(Items from an interface collection)
##############################

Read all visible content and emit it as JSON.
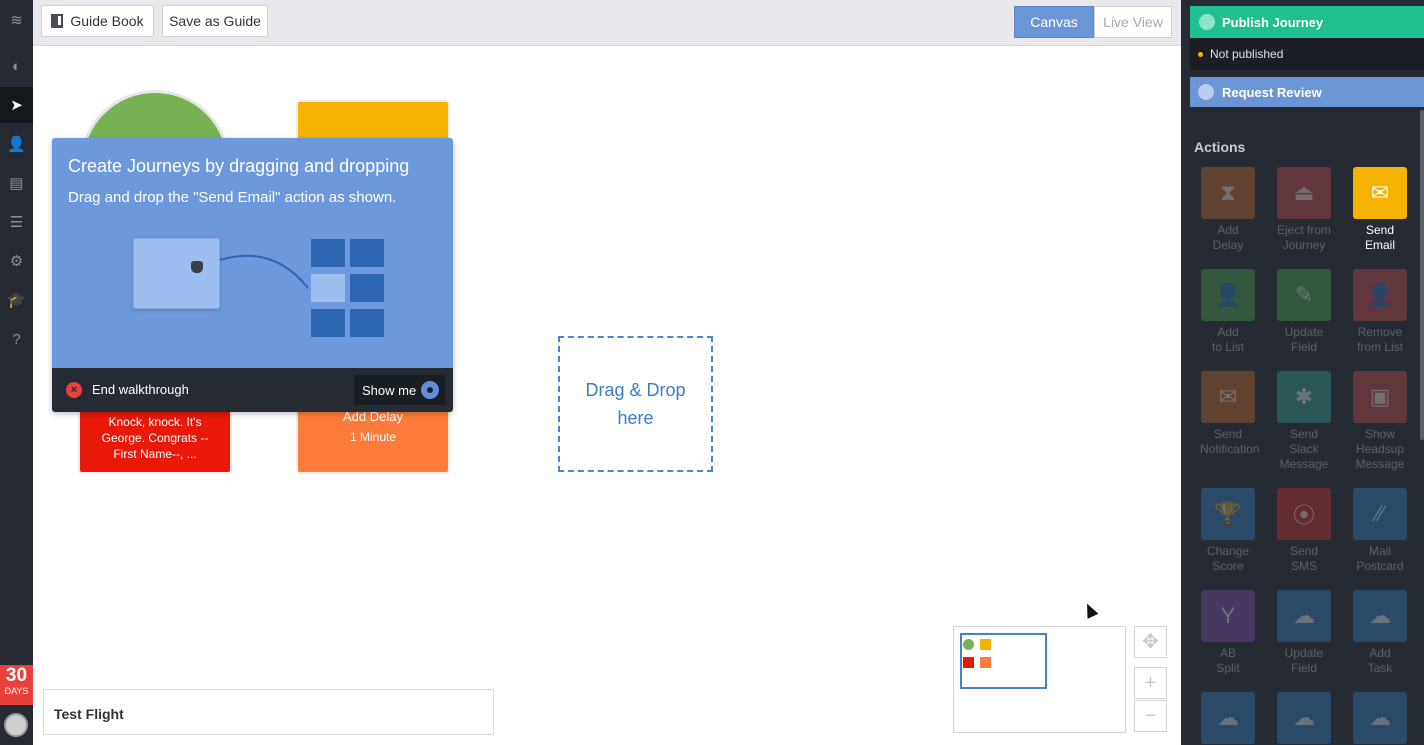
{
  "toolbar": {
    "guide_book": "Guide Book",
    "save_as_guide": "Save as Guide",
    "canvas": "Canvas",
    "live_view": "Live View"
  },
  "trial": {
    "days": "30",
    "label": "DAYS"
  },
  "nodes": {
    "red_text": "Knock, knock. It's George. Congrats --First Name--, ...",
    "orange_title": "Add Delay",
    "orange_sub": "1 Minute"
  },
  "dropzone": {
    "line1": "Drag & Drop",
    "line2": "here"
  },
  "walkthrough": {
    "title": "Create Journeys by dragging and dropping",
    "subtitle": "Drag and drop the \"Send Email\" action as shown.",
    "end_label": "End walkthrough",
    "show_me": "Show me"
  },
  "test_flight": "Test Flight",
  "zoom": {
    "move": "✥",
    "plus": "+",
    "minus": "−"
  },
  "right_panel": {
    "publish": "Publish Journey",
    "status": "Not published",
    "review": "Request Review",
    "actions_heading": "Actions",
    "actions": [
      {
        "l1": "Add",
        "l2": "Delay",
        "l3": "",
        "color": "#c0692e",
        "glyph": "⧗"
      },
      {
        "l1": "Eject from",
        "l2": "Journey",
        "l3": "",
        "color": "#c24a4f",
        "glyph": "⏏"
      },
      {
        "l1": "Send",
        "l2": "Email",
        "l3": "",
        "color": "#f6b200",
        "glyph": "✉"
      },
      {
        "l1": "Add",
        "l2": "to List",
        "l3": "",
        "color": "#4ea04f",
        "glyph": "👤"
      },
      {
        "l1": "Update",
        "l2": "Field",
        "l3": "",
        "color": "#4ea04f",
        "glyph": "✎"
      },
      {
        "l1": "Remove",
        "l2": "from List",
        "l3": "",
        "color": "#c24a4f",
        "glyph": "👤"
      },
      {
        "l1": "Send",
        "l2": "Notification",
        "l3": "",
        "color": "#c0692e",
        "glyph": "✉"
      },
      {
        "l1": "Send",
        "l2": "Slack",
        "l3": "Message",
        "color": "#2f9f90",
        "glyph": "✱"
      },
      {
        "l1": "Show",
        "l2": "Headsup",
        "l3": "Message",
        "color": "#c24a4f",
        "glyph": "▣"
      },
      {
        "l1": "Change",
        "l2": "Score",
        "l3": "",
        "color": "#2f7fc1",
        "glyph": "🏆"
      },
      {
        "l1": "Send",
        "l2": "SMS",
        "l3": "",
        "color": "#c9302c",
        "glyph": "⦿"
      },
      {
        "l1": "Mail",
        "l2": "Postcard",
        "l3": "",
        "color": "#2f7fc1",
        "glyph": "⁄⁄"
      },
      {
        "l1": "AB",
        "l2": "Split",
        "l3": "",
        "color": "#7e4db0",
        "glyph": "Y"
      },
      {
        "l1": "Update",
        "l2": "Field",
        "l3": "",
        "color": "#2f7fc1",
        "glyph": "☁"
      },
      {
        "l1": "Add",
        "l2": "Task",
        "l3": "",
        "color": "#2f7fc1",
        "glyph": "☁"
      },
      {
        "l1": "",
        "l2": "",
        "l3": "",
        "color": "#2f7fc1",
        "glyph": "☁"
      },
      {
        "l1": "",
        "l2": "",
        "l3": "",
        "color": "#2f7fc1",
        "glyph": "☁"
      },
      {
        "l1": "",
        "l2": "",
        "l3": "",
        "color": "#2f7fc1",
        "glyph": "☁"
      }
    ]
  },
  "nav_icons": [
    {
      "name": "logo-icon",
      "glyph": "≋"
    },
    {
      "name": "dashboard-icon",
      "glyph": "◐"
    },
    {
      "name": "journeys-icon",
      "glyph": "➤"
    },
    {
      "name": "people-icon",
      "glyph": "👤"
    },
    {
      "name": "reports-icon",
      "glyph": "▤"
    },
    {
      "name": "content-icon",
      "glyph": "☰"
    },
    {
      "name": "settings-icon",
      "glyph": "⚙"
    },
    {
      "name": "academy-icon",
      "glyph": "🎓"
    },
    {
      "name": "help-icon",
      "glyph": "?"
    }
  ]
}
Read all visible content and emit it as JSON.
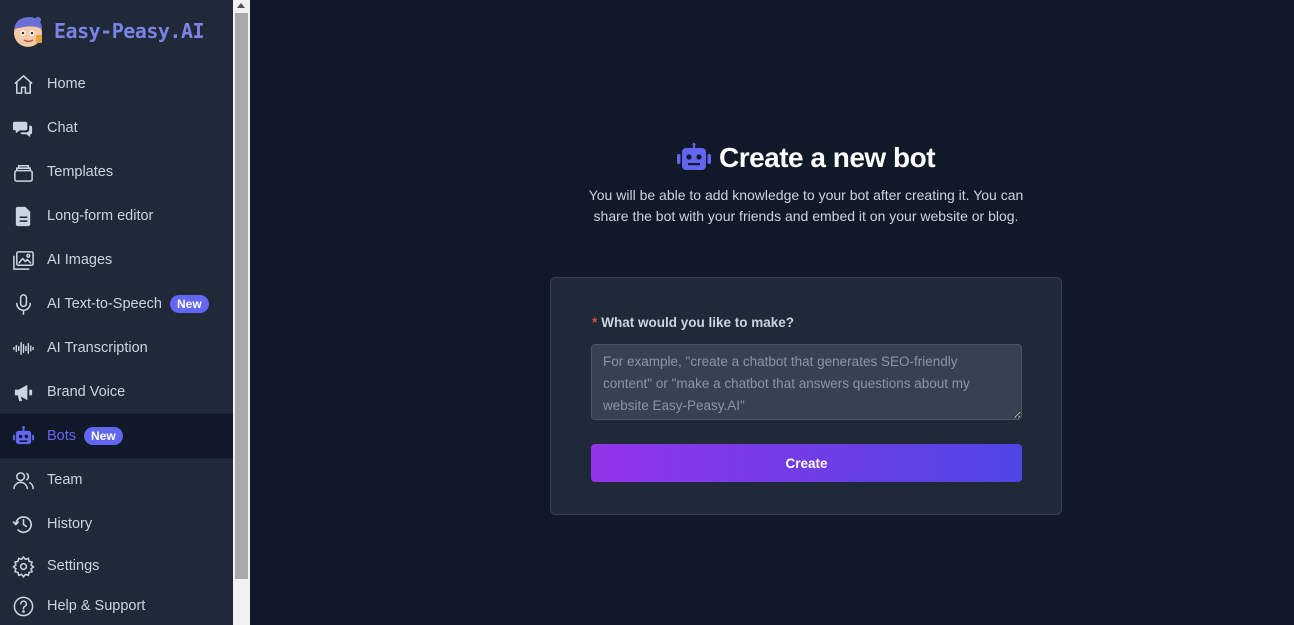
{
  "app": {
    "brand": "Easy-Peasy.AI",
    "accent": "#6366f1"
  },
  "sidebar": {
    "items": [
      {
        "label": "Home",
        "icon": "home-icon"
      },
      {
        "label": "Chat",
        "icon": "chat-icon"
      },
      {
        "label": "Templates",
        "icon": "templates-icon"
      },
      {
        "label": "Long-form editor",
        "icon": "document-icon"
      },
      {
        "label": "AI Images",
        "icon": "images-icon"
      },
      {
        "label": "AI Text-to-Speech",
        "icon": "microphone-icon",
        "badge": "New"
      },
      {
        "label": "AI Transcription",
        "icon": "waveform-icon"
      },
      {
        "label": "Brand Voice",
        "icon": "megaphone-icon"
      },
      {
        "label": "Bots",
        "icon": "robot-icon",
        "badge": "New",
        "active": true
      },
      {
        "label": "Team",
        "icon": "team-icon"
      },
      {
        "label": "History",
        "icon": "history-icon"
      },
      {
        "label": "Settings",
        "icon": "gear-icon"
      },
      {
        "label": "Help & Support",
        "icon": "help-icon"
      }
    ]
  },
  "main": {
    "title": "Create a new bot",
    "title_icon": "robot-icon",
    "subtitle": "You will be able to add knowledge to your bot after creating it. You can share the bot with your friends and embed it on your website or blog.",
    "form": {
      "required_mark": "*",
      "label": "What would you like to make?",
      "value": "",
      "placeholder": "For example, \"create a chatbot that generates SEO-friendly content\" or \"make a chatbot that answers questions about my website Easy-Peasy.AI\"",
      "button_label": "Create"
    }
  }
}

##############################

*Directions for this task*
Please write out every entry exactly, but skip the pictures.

*Exercise output*
Read all visible content and emit it as JSON.
{
  "toolbar": {
    "guide_book": "Guide Book",
    "save_as_guide": "Save as Guide",
    "canvas": "Canvas",
    "live_view": "Live View"
  },
  "trial": {
    "days": "30",
    "label": "DAYS"
  },
  "nodes": {
    "red_text": "Knock, knock. It's George. Congrats --First Name--, ...",
    "orange_title": "Add Delay",
    "orange_sub": "1 Minute"
  },
  "dropzone": {
    "line1": "Drag & Drop",
    "line2": "here"
  },
  "walkthrough": {
    "title": "Create Journeys by dragging and dropping",
    "subtitle": "Drag and drop the \"Send Email\" action as shown.",
    "end_label": "End walkthrough",
    "show_me": "Show me"
  },
  "test_flight": "Test Flight",
  "zoom": {
    "move": "✥",
    "plus": "+",
    "minus": "−"
  },
  "right_panel": {
    "publish": "Publish Journey",
    "status": "Not published",
    "review": "Request Review",
    "actions_heading": "Actions",
    "actions": [
      {
        "l1": "Add",
        "l2": "Delay",
        "l3": "",
        "color": "#c0692e",
        "glyph": "⧗"
      },
      {
        "l1": "Eject from",
        "l2": "Journey",
        "l3": "",
        "color": "#c24a4f",
        "glyph": "⏏"
      },
      {
        "l1": "Send",
        "l2": "Email",
        "l3": "",
        "color": "#f6b200",
        "glyph": "✉"
      },
      {
        "l1": "Add",
        "l2": "to List",
        "l3": "",
        "color": "#4ea04f",
        "glyph": "👤"
      },
      {
        "l1": "Update",
        "l2": "Field",
        "l3": "",
        "color": "#4ea04f",
        "glyph": "✎"
      },
      {
        "l1": "Remove",
        "l2": "from List",
        "l3": "",
        "color": "#c24a4f",
        "glyph": "👤"
      },
      {
        "l1": "Send",
        "l2": "Notification",
        "l3": "",
        "color": "#c0692e",
        "glyph": "✉"
      },
      {
        "l1": "Send",
        "l2": "Slack",
        "l3": "Message",
        "color": "#2f9f90",
        "glyph": "✱"
      },
      {
        "l1": "Show",
        "l2": "Headsup",
        "l3": "Message",
        "color": "#c24a4f",
        "glyph": "▣"
      },
      {
        "l1": "Change",
        "l2": "Score",
        "l3": "",
        "color": "#2f7fc1",
        "glyph": "🏆"
      },
      {
        "l1": "Send",
        "l2": "SMS",
        "l3": "",
        "color": "#c9302c",
        "glyph": "⦿"
      },
      {
        "l1": "Mail",
        "l2": "Postcard",
        "l3": "",
        "color": "#2f7fc1",
        "glyph": "⁄⁄"
      },
      {
        "l1": "AB",
        "l2": "Split",
        "l3": "",
        "color": "#7e4db0",
        "glyph": "Y"
      },
      {
        "l1": "Update",
        "l2": "Field",
        "l3": "",
        "color": "#2f7fc1",
        "glyph": "☁"
      },
      {
        "l1": "Add",
        "l2": "Task",
        "l3": "",
        "color": "#2f7fc1",
        "glyph": "☁"
      },
      {
        "l1": "",
        "l2": "",
        "l3": "",
        "color": "#2f7fc1",
        "glyph": "☁"
      },
      {
        "l1": "",
        "l2": "",
        "l3": "",
        "color": "#2f7fc1",
        "glyph": "☁"
      },
      {
        "l1": "",
        "l2": "",
        "l3": "",
        "color": "#2f7fc1",
        "glyph": "☁"
      }
    ]
  },
  "nav_icons": [
    {
      "name": "logo-icon",
      "glyph": "≋"
    },
    {
      "name": "dashboard-icon",
      "glyph": "◐"
    },
    {
      "name": "journeys-icon",
      "glyph": "➤"
    },
    {
      "name": "people-icon",
      "glyph": "👤"
    },
    {
      "name": "reports-icon",
      "glyph": "▤"
    },
    {
      "name": "content-icon",
      "glyph": "☰"
    },
    {
      "name": "settings-icon",
      "glyph": "⚙"
    },
    {
      "name": "academy-icon",
      "glyph": "🎓"
    },
    {
      "name": "help-icon",
      "glyph": "?"
    }
  ]
}
Read all visible content and emit it as JSON.
{
  "app": {
    "brand": "Easy-Peasy.AI",
    "accent": "#6366f1"
  },
  "sidebar": {
    "items": [
      {
        "label": "Home",
        "icon": "home-icon"
      },
      {
        "label": "Chat",
        "icon": "chat-icon"
      },
      {
        "label": "Templates",
        "icon": "templates-icon"
      },
      {
        "label": "Long-form editor",
        "icon": "document-icon"
      },
      {
        "label": "AI Images",
        "icon": "images-icon"
      },
      {
        "label": "AI Text-to-Speech",
        "icon": "microphone-icon",
        "badge": "New"
      },
      {
        "label": "AI Transcription",
        "icon": "waveform-icon"
      },
      {
        "label": "Brand Voice",
        "icon": "megaphone-icon"
      },
      {
        "label": "Bots",
        "icon": "robot-icon",
        "badge": "New",
        "active": true
      },
      {
        "label": "Team",
        "icon": "team-icon"
      },
      {
        "label": "History",
        "icon": "history-icon"
      },
      {
        "label": "Settings",
        "icon": "gear-icon"
      },
      {
        "label": "Help & Support",
        "icon": "help-icon"
      }
    ]
  },
  "main": {
    "title": "Create a new bot",
    "title_icon": "robot-icon",
    "subtitle": "You will be able to add knowledge to your bot after creating it. You can share the bot with your friends and embed it on your website or blog.",
    "form": {
      "required_mark": "*",
      "label": "What would you like to make?",
      "value": "",
      "placeholder": "For example, \"create a chatbot that generates SEO-friendly content\" or \"make a chatbot that answers questions about my website Easy-Peasy.AI\"",
      "button_label": "Create"
    }
  }
}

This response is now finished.